His is a family story that overlaps the history of European art and carries us back to Renaissance Tuscany, where his ancestors probably crossed paths with Piero della Francesca and Vasari. This background suggests the hypothesis that Castelli’s exceptional skill at negotiating between money and art is a long-cultivated, almost genetically based, gift forged by centuries of political and social persecution.

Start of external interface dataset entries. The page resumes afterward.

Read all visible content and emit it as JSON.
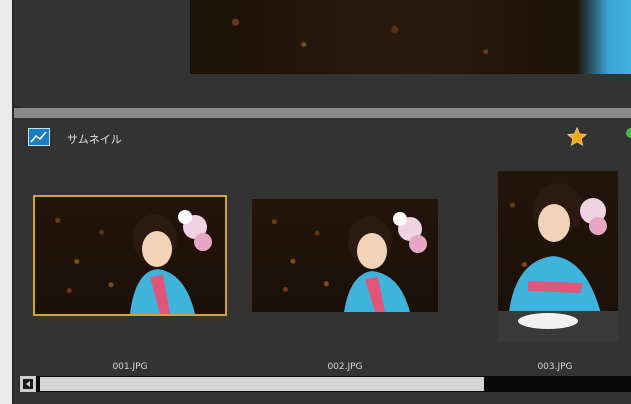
{
  "thumbnail_panel": {
    "title": "サムネイル",
    "title_icon": "thumbnail-view-icon",
    "favorite_icon": "star-icon",
    "accent_colors": {
      "selection": "#d4a23a",
      "star": "#f5a623",
      "status": "#3bbf4b"
    }
  },
  "thumbnails": [
    {
      "filename": "001.JPG",
      "selected": true
    },
    {
      "filename": "002.JPG",
      "selected": false
    },
    {
      "filename": "003.JPG",
      "selected": false
    }
  ],
  "scrollbar": {
    "left_arrow_icon": "scroll-left-arrow-icon",
    "position_fraction": 0.0,
    "visible_fraction": 0.73
  }
}
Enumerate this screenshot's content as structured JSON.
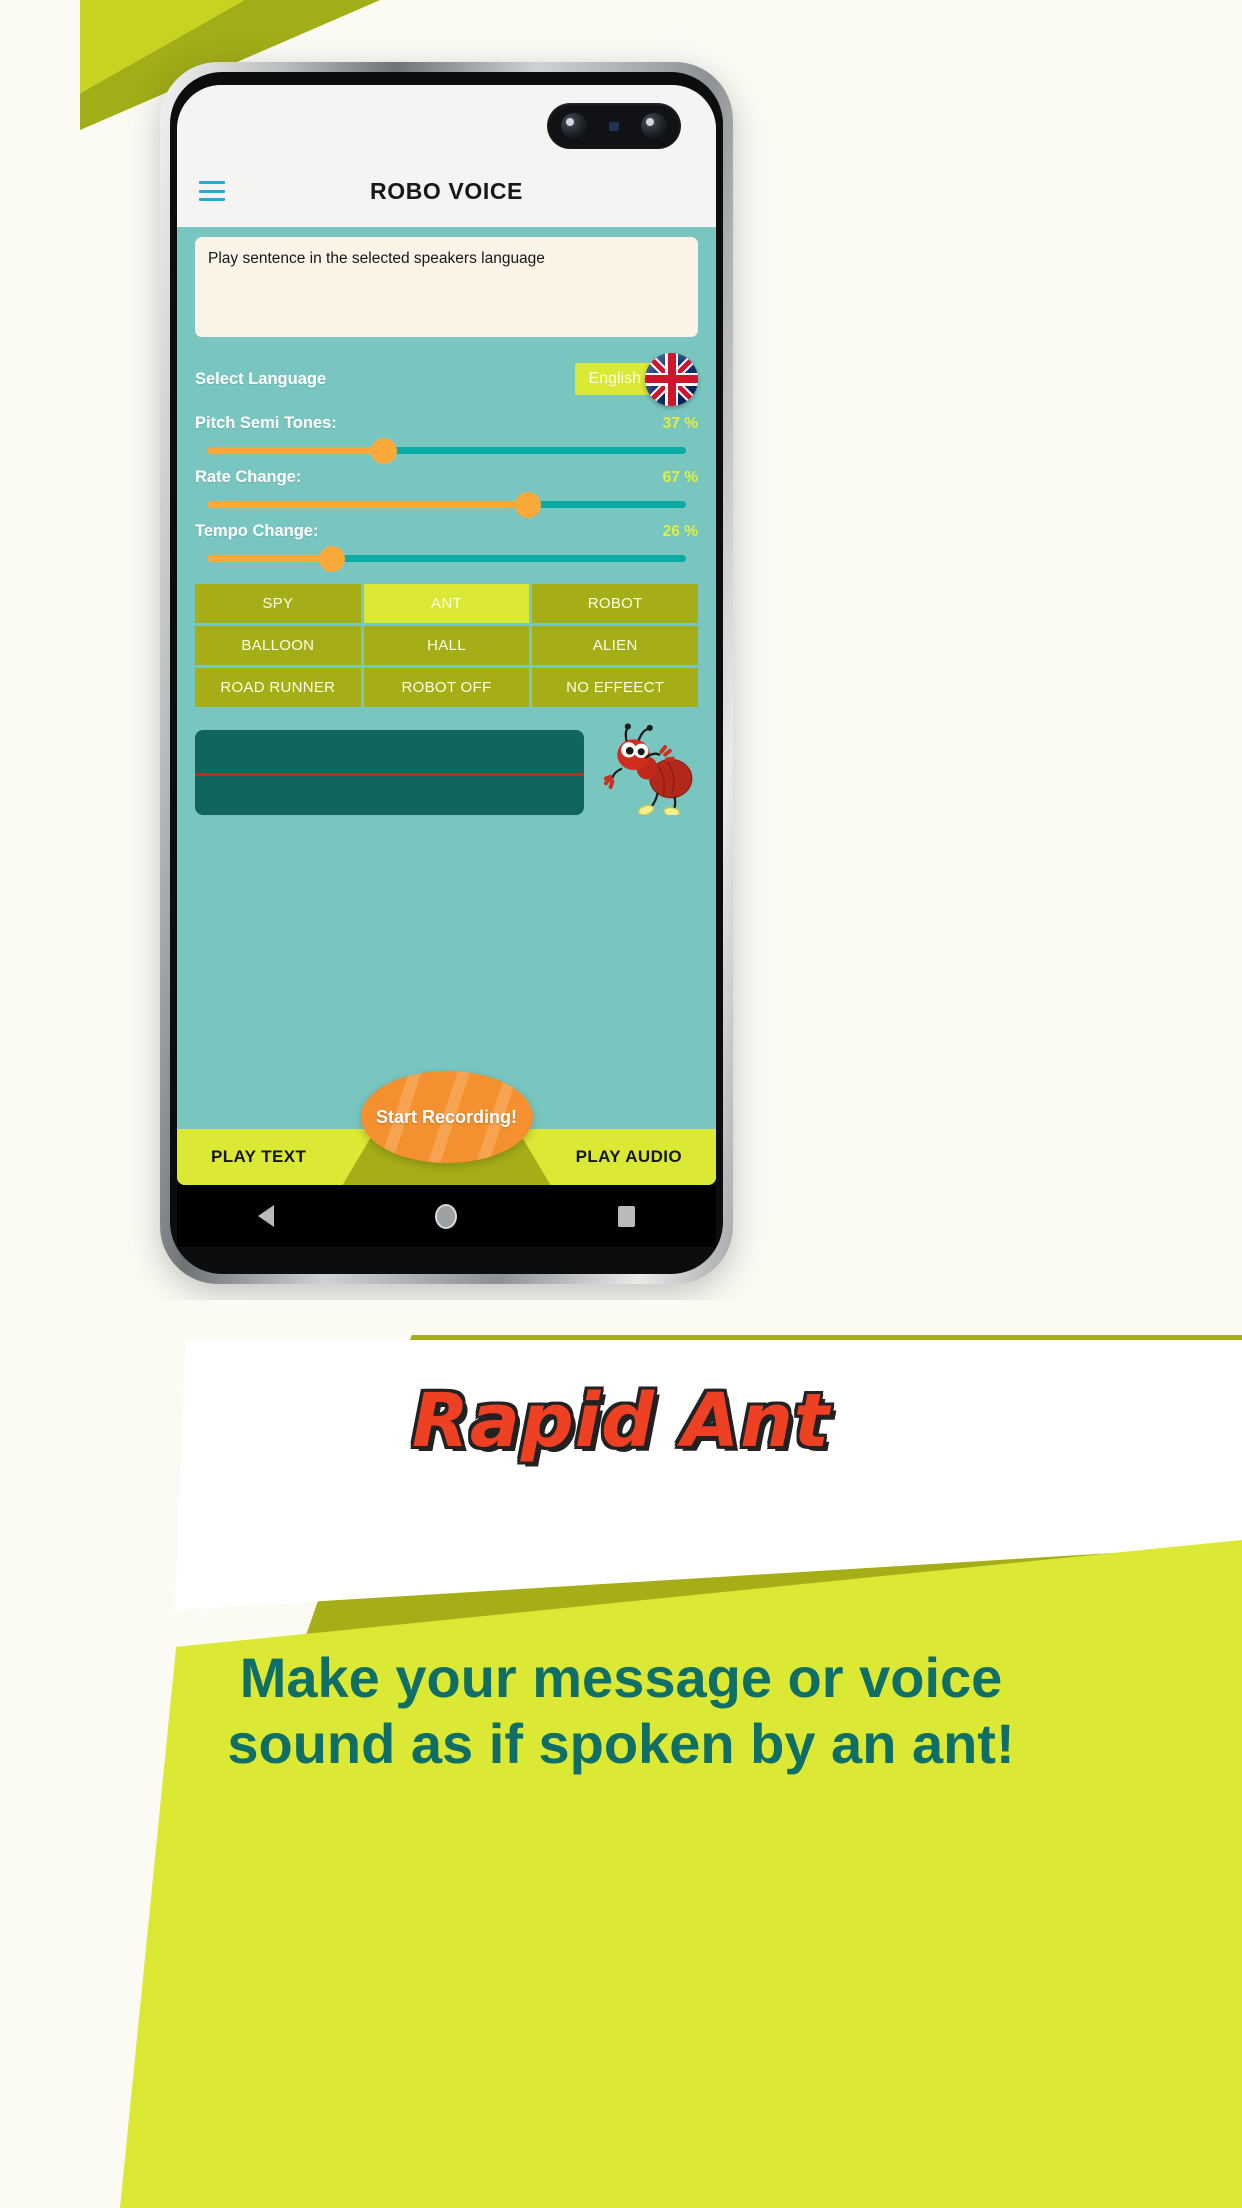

The second part of the book is the most intriguing, illuminating the years during which Castelli found his calling. Having studied law in Milan without much enthusiasm and worked halfheartedly in the insurance business in Trieste, he now became the manager of his father-in-law’s knitwear factory, and began to cultivate an interest in art dealing and collecting. His passion blossomed during hours stolen from his office job—through a program of self-education, largely at the Museum of Modern Art. Castelli’s growing involvement with art led him into the unconventional milieu of the emerging Abstract Expressionists. He and Ileana became early members of The Club—an honor rarely granted to nonartists. Castelli, by virtue of his sophistication, charm and eagerness, could move among many groups: he was at home with European émigrés, uptown society types, downtown artists, and a wide variety of dealers, curators and critics. He became a fixture on the New York art scene, not yet as a dealer but as an intermediary, a go-to guy, working with (and learning much from) Sidney Janis, serving as Nina Kandinsky’s agent for her late husband’s work in the U.S. and helping to organize the famous 9th Street Show in 1951, an exhibition that greatly enhanced the reputation of Abstract Expressionism. Castelli’s connection to the Abstract Expressionists was strengthened by his largesse (he didn’t have much money, but he had more than they did) and the entertaining he did both in the elegant townhouse (owned by his father-in-law) where he lived at 4 East 77th Street and in his house in East Hampton. (Willem de Kooning stayed with the Castellis in the summer of 1953 and used their porch as his painting studio.) Important, too, was his rapport with John Graham, the influential and intensely charismatic Russian-American painter and theoretician. Graham, an inspiration to many younger artists, lived in the townhouse with Mihai Schapira’s ex-wife, Marianne, and became, after a fashion, Castelli’s second father-in-law.